Students got to take gallery walks through their own classroom that allowed them to engage with diverse pieces from local artists. SECCA Education Director Alex Brown led engaging discussions with the students that both explored the nature of the pieces on display and generated ideas for how the students could incorporate that nature into their own work. Since the gallery came through, students have been working on their own pieces inspired by the gallery. It’s one of many ways that they can use their community as inspiration for their art.

New Works“Art is an integral part of our world,” Visual Art Teacher Jeanne Arzillo said. “We hope to teach the students to perceive the world around them with a deeper appreciation, regardless of their chosen path.”

The purpose of the portable gallery is to provide more access to contemporary arts to students in communities with less exposure to them. At JFK, students are encouraged to study art in a wide variety of forms and styles and use everything they learn to help craft their unique artistic voice. The students who got to work with SECCA feel empowered by the wealth of options they have in their classes and the way it promotes taking ownership of the work they create.

New Works“We have a lot of creative freedom,” Destiny Barrera Ortiz said of her classes. “If it wasn’t for us having good teachers, I don’t know if it would be as enriching as it is.”

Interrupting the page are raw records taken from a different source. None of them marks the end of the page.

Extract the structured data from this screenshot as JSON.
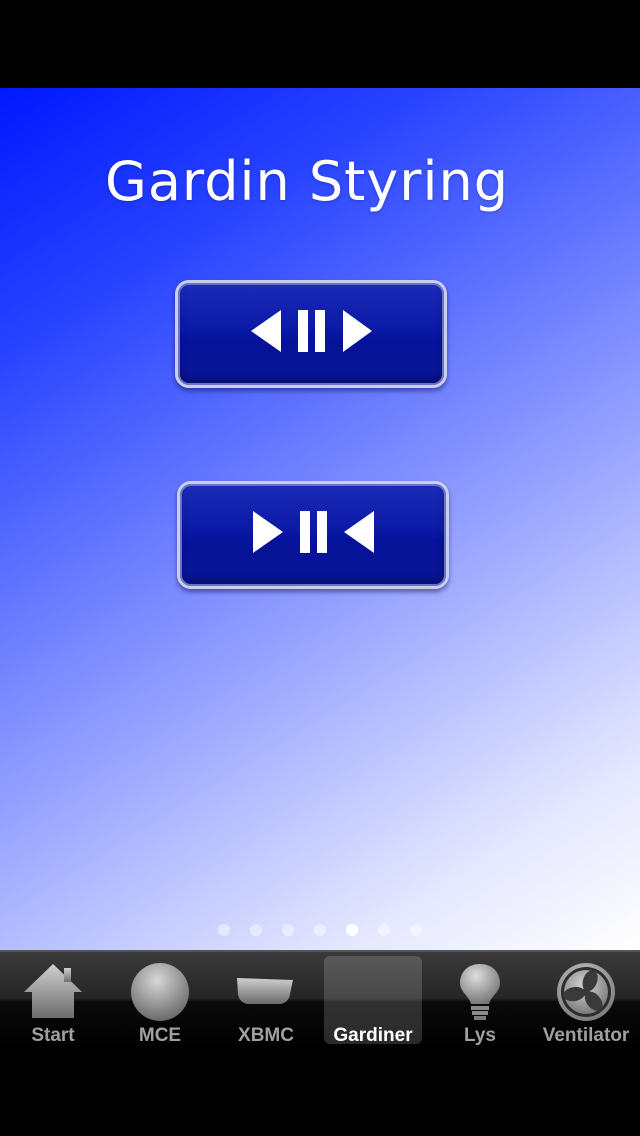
{
  "screen": {
    "title": "Gardin Styring"
  },
  "buttons": {
    "open": {
      "icon": "curtain-open-icon"
    },
    "close": {
      "icon": "curtain-close-icon"
    }
  },
  "pagination": {
    "total": 7,
    "current": 5
  },
  "tab_bar": {
    "tabs": [
      {
        "label": "Start",
        "icon": "home-icon",
        "selected": false
      },
      {
        "label": "MCE",
        "icon": "circle-icon",
        "selected": false
      },
      {
        "label": "XBMC",
        "icon": "xbmc-icon",
        "selected": false
      },
      {
        "label": "Gardiner",
        "icon": "curtains-icon",
        "selected": true
      },
      {
        "label": "Lys",
        "icon": "light-bulb-icon",
        "selected": false
      },
      {
        "label": "Ventilator",
        "icon": "fan-icon",
        "selected": false
      }
    ]
  },
  "colors": {
    "background_top": "#0018ff",
    "background_bottom": "#ffffff",
    "button_fill": "#0a1aa6",
    "tab_bar": "#262626"
  }
}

The presentation of the gallery coincided with National Arts in Education Week, where school systems all over the country celebrated the role that the arts play in helping students become engaged and well-rounded members of society. Winston-Salem/Forsyth County Schools prizes the artistic enrichment of its students, and achieving that goal means connecting arts education with the places in society where its impacts shine through the most, such as with the artists at SECCA. Visual Art Teacher Dr. Kelly Ann Kotowski-Manns says that bringing in community members who use what they once learned in an art Browsingclass makes education much more real and effective for her students.

“Art is not just coming into a classroom and drawing,” Dr. Kotowski-Manns said. “I really want to make art come alive.”

Jake Browning
(336) 727-8213 Ext. 70545